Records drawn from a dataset
- - -
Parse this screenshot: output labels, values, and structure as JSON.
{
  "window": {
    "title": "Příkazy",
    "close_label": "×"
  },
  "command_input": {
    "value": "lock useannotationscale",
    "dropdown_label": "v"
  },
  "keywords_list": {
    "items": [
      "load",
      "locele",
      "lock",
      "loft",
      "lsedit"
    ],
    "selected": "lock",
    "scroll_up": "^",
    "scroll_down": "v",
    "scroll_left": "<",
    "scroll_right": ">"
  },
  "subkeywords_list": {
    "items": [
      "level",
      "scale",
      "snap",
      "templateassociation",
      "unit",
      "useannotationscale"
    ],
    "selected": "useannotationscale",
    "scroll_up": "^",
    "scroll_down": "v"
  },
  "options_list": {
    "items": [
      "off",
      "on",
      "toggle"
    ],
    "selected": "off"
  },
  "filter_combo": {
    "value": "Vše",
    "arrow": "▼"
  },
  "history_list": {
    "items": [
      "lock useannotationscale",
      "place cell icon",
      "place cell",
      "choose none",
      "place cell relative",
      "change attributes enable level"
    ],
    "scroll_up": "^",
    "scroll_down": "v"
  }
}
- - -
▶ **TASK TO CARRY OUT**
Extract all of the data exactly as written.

▶ **SOLUTION TO THE EXERCISE**
Parse this screenshot: output labels, values, and structure as JSON.
{
  "window": {
    "title": "Příkazy",
    "close_label": "×"
  },
  "command_input": {
    "value": "lock useannotationscale",
    "dropdown_label": "v"
  },
  "keywords_list": {
    "items": [
      "load",
      "locele",
      "lock",
      "loft",
      "lsedit"
    ],
    "selected": "lock",
    "scroll_up": "^",
    "scroll_down": "v",
    "scroll_left": "<",
    "scroll_right": ">"
  },
  "subkeywords_list": {
    "items": [
      "level",
      "scale",
      "snap",
      "templateassociation",
      "unit",
      "useannotationscale"
    ],
    "selected": "useannotationscale",
    "scroll_up": "^",
    "scroll_down": "v"
  },
  "options_list": {
    "items": [
      "off",
      "on",
      "toggle"
    ],
    "selected": "off"
  },
  "filter_combo": {
    "value": "Vše",
    "arrow": "▼"
  },
  "history_list": {
    "items": [
      "lock useannotationscale",
      "place cell icon",
      "place cell",
      "choose none",
      "place cell relative",
      "change attributes enable level"
    ],
    "scroll_up": "^",
    "scroll_down": "v"
  }
}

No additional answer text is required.